For People with Mental Health Problems
If you have or believe you may have a mental health problem, it can be helpful to talk about these issues with others. It can be scary to reach out for help, but it is often the first step to helping you heal, grow, and recover. Having a good support system and engaging with trustworthy people are key elements to successfully talking about your own mental health.
Build Your Support System
Find someone—such as a parent, family member, teacher, faith leader, health care provider, or other trusted individual, who:
- Gives good advice when you asked
- Assists you in taking actions that will help
- Likes, respects, and trusts you and is someone you like, respect, and trust, too
- Allows you the space to change, grow, make decisions, and even make mistakes
- Listens to you and shares with you, both the good and bad times
- Respects your need for confidentiality so you can tell them anything
- Lets you freely express and validates your feelings and emotions without judging, teasing, or criticizing
- Works with you to figure out what to do the next time a difficult situation comes up
- Has your best interests in mind
Find a Peer Group
Find a group of people with mental health problems similar to yours. Peer support relationships can positively affect individual recovery because:
- People who have common life experiences have a unique ability to help each other
- People offer their experiences, strengths, and hopes to peers, which allows for natural evolution of personal growth, wellness promotion, and recovery
- Peers can be very supportive since they have “been there” and serve as living examples that individuals can and do recover
- Peers also serve as advocates and support others who may experience discrimination and prejudice
You may want to start or join a self-help or peer support group. National organizations across the country have peer support networks and peer advocates. Learn about the way to find an organization that can help you connect.
Participate in Your Treatment Decisions
It’s also important for you to be educated, informed, and engaged about your own mental health.
- Find out as much as you can from a reputable source about mental health wellness and information specific to your diagnosed mental health problem.
- Get tips to set up an appointment.
- There are many treatment options and support services to address mental health needs, as well as drug or alcohol use.
Get involved in your treatment through shared decision-making. Participate fully with your mental health provider and make informed treatment decisions together. Participating fully in shared decision making includes:
- Recognizing a decision needs to be made
- Identifying partners in the process as equals
- Stating options as equal
- Exploring understanding and expectations
- Identifying preferences
- Negotiating options/concordance
- Sharing decisions
- Arranging follow-up to evaluate decision-making outcomes
Develop a Recovery Plan
Recovery is a process of change where individuals improve their health and wellness, live a self-directed life, and strive to reach their full potential. Studies show that most people with mental health problems get better, and many recover completely.
You may want to develop a written recovery plan.
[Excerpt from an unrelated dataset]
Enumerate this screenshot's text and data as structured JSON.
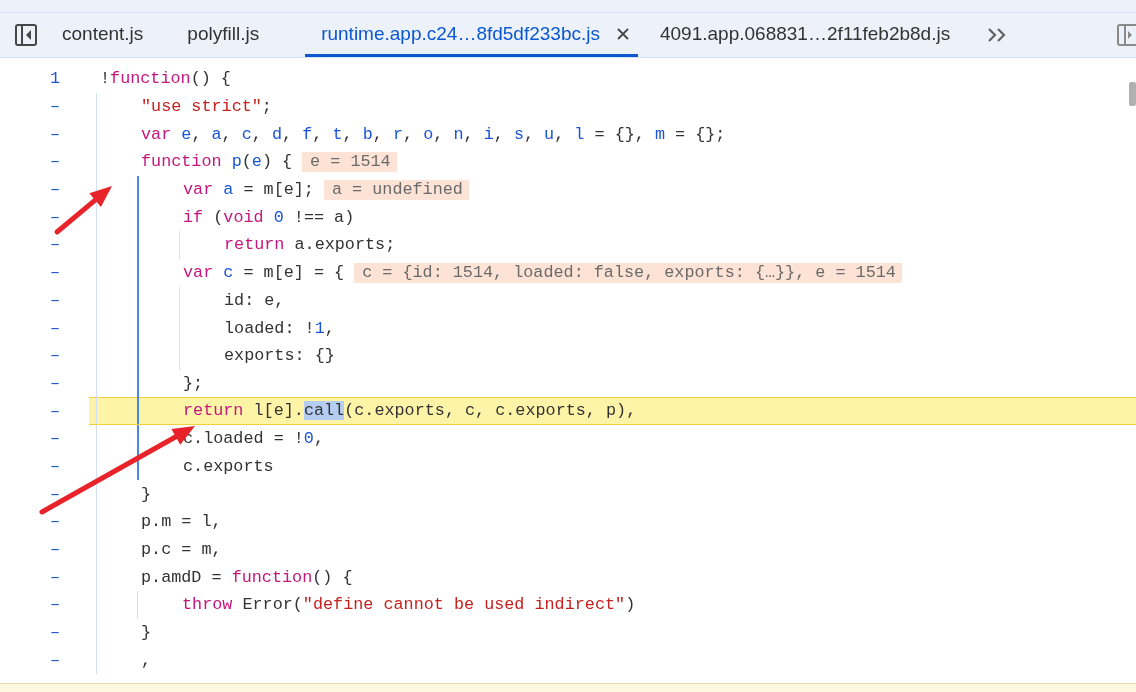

Recovery plans:
- Enable you to identify goals for achieving wellness
- Specify what you can do to reach those goals
- Can be daily activities as well as longer-term goals
- Track your mental health problem
- Identify triggers or other stressful events that can make you feel worse, and help you learn how to manage them
You can develop these plans with family members and other supporters. Learn more about recovery.
- If you or someone you know is struggling or in crisis, help is available. Call or text 988 or chat 988lifeline.org.
- To learn how to get support for mental health, drug, and alcohol issues, visit FindSupport.gov.
- To locate treatment facilities or providers, visit FindTreatment.gov or call SAMHSA’s National Helpline at 800-662-HELP (4357).